▸ What you need to do
Go over the lines below, and when one contains the word "Service", copy it.

▸ App and web page records
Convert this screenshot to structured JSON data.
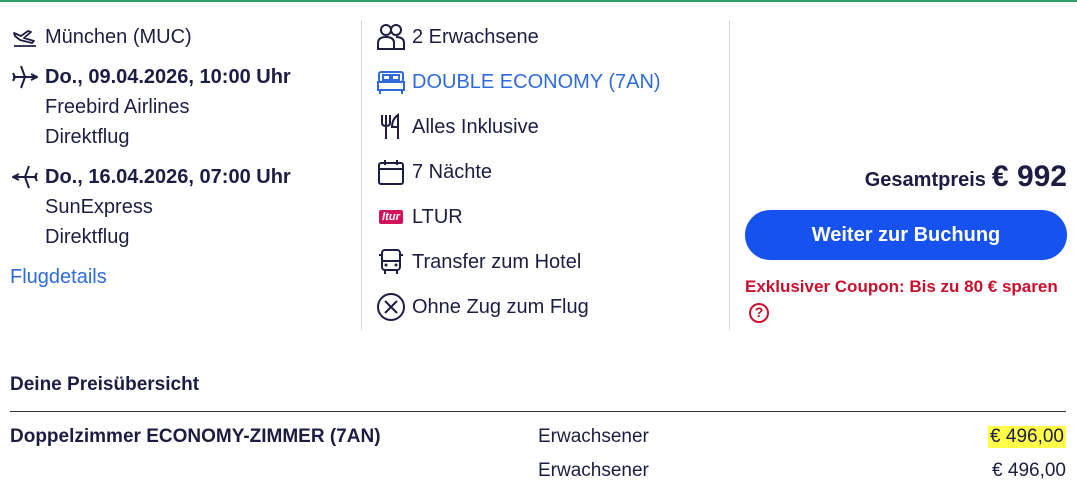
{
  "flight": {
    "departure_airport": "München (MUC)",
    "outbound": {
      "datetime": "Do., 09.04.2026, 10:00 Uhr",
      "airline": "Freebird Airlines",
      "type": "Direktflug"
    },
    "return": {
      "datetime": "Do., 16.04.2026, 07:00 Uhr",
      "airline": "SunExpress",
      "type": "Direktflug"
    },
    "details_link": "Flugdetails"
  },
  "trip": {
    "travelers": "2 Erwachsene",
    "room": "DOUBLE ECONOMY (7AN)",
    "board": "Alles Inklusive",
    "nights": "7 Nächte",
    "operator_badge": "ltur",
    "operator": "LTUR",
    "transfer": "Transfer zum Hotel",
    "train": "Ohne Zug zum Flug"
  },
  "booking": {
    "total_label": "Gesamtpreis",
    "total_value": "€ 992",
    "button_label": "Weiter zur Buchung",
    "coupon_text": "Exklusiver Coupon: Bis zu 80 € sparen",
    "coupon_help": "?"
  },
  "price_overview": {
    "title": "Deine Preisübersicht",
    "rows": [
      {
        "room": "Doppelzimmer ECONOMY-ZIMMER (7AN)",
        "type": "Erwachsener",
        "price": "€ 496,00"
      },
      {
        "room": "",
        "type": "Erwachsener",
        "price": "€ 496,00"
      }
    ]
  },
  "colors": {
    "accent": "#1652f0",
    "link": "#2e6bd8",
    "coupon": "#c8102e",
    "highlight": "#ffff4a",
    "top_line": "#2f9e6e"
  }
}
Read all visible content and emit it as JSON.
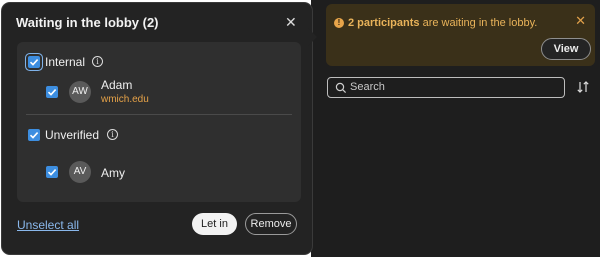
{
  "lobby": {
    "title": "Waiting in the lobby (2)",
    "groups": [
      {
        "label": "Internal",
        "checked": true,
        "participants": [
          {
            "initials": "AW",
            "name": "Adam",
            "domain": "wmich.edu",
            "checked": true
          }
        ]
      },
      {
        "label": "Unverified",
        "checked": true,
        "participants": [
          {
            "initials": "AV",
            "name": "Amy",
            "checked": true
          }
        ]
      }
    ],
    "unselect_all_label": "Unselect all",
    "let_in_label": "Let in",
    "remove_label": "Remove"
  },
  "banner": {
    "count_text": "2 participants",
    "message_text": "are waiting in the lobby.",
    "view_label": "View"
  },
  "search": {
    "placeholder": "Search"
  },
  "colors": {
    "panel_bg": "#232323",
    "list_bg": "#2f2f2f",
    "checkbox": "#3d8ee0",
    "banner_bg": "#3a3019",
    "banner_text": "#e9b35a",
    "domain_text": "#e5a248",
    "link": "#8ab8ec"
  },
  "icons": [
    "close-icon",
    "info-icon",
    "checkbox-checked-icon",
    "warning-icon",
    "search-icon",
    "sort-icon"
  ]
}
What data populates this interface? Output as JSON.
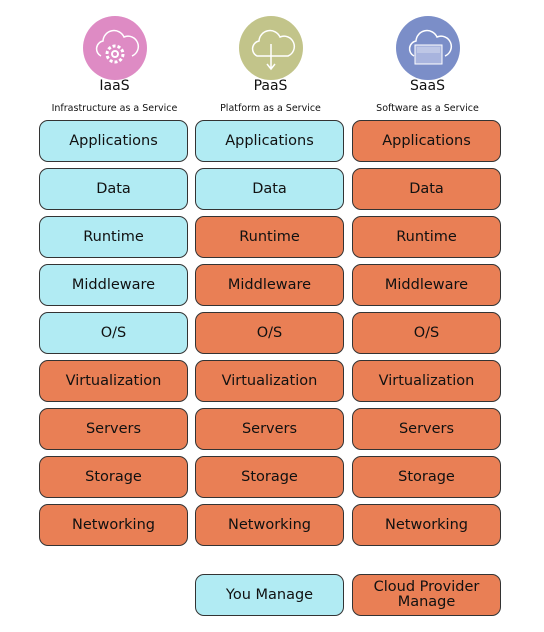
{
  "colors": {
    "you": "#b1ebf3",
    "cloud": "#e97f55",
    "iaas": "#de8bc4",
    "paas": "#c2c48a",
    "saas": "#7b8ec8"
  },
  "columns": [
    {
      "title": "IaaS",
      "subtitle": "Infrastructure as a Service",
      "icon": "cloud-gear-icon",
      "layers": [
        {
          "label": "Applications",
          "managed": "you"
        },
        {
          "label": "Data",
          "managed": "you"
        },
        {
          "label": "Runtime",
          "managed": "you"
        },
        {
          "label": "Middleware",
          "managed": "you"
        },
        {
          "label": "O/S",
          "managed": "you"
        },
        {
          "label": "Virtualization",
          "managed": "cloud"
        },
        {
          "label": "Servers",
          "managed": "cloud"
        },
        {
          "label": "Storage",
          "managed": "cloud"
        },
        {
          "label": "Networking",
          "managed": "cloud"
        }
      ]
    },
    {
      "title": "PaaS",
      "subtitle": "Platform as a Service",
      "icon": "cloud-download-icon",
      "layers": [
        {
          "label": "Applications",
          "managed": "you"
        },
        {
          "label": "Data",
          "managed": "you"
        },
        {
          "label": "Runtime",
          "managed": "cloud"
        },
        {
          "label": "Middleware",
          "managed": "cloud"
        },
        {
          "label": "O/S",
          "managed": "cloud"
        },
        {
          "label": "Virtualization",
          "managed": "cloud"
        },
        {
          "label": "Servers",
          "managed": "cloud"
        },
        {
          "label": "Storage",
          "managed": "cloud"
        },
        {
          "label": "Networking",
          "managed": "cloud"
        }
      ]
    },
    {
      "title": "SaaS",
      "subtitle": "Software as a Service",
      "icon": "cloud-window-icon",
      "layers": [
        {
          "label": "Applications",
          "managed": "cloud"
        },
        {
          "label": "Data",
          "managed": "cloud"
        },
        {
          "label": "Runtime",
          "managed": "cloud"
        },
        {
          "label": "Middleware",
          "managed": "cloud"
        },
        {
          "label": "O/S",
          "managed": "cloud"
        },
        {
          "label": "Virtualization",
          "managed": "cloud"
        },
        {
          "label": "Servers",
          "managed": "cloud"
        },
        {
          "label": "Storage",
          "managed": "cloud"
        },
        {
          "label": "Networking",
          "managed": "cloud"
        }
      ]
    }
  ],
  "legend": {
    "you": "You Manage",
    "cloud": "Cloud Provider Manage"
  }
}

▸ Exercise output
      "subtitle": "Infrastructure as a Service",
      "subtitle": "Platform as a Service",
      "subtitle": "Software as a Service",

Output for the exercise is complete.